Riding keeps Julian O’Loughlin connected and centred

Julian was 3 when he learned his first trick on his bike.

We used to have this paved ramp that ran down from the shed to a courtyard below. I remember starting at the top on this little red and yellow bike and bombing all the way down to the front gate. I did it so often I became confident enough to put my feet through the handlebars. It’s possibly the first and only trick I ever learnt, and is probably where I first became aware of safe cycling and the importance of it.

Socialising, serenity and fitness keeps Julian riding.

You get to spend time with friends, make new friends and just catch up and have a good old chat. You can also choose to be immersed in your own company and your thoughts; to reflect, reset and simply enjoy being out in the open air. Lastly, it's the fitness aspect and seeing your health goals eventuate.

It’s an activity he loves sharing with his dad.

We're forced to talk to each other when we’re out riding for 2-3 hours (laughs). It's nice to share a common interest and spend time together while enjoying something we both love. Sometimes the conversations are us just chatting away, sometimes we’re venting, and other times we’re talking about cycling. We’re not getting any younger so it's always great to spend a few hours together, followed by a coffee.

Riding to work is Julian’s preferred morning pick-me-up.

I feel better when I’ve ridden to work. I get to see the sunrise, and I feel awake and alert once I arrive. I'm lucky that I have an interesting nature ride. There's always kangaroos, emus and birdlife to appreciate. You don't get that in your car or on public transport. It might take a little longer but it's well worth it.

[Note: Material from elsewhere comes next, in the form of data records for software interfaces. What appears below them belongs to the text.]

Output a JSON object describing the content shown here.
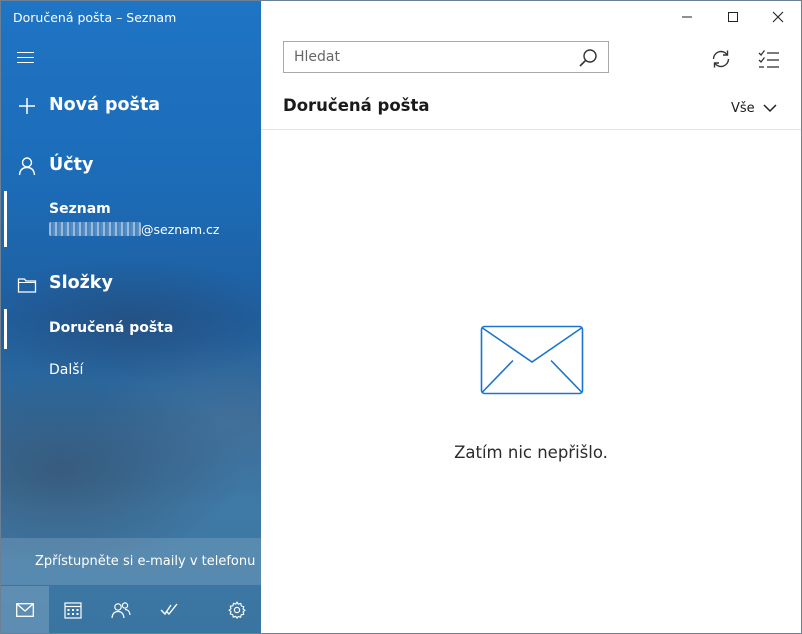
{
  "window": {
    "title": "Doručená pošta – Seznam"
  },
  "sidebar": {
    "new_mail": "Nová pošta",
    "accounts_label": "Účty",
    "account": {
      "name": "Seznam",
      "email_suffix": "@seznam.cz"
    },
    "folders_label": "Složky",
    "folders": [
      {
        "label": "Doručená pošta",
        "selected": true
      },
      {
        "label": "Další",
        "selected": false
      }
    ],
    "phone_promo": "Zpřístupněte si e-maily v telefonu",
    "bottom_icons": [
      "mail-icon",
      "calendar-icon",
      "people-icon",
      "todo-icon",
      "settings-icon"
    ]
  },
  "main": {
    "search": {
      "placeholder": "Hledat",
      "value": ""
    },
    "folder_title": "Doručená pošta",
    "filter": "Vše",
    "empty_message": "Zatím nic nepřišlo."
  },
  "colors": {
    "accent": "#1b75d0",
    "sidebar_top": "#1f74c4",
    "sidebar_bottom": "#3a74a0"
  }
}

He’s vigilant about preparing his clothing and bike so he can be seen.

I’ve got bright and visible lights on both front and back, and use eye contact with drivers when I can. I never assume I've been seen, even if my lights are going full gas. I always anticipate a failure of being seen or a fault in judgement. That way I'm ready for the situation.

Julian urges riders and drivers to look out for each other on the roads.

For drivers, allow enough space to see past the rider, use indicators so everyone knows what you’re doing and pass with care. One person riding a bike won't hold you up for more than a few seconds. And for riders, positive reinforcement is the key. Give a driver the confidence that you've seen them, and acknowledge the driver’s attempt to make you feel safer with a wave or something.

A little extra respect will go a long way in keeping each other safe.

If our attitudes and respect don't change towards one another, nothing will. We all have different agendas, whether that’s riding a bike, making it to work on time or avoiding the school rush. But the end goal is always the same, and that's arriving home safely. Look past the lycra and you see a father, a daughter, a teacher, a paramedic, a truckie, a tradie or a student.

Julian learned about road safety early on from his dad, who was a paramedic.

Dad is all too familiar with the number of drivers that take their responsibility and duty of care towards other road users for granted. I reckon Dad drives as he rides; enjoying the freedom it gives him, while still being very tuned in to how he engages with other road users.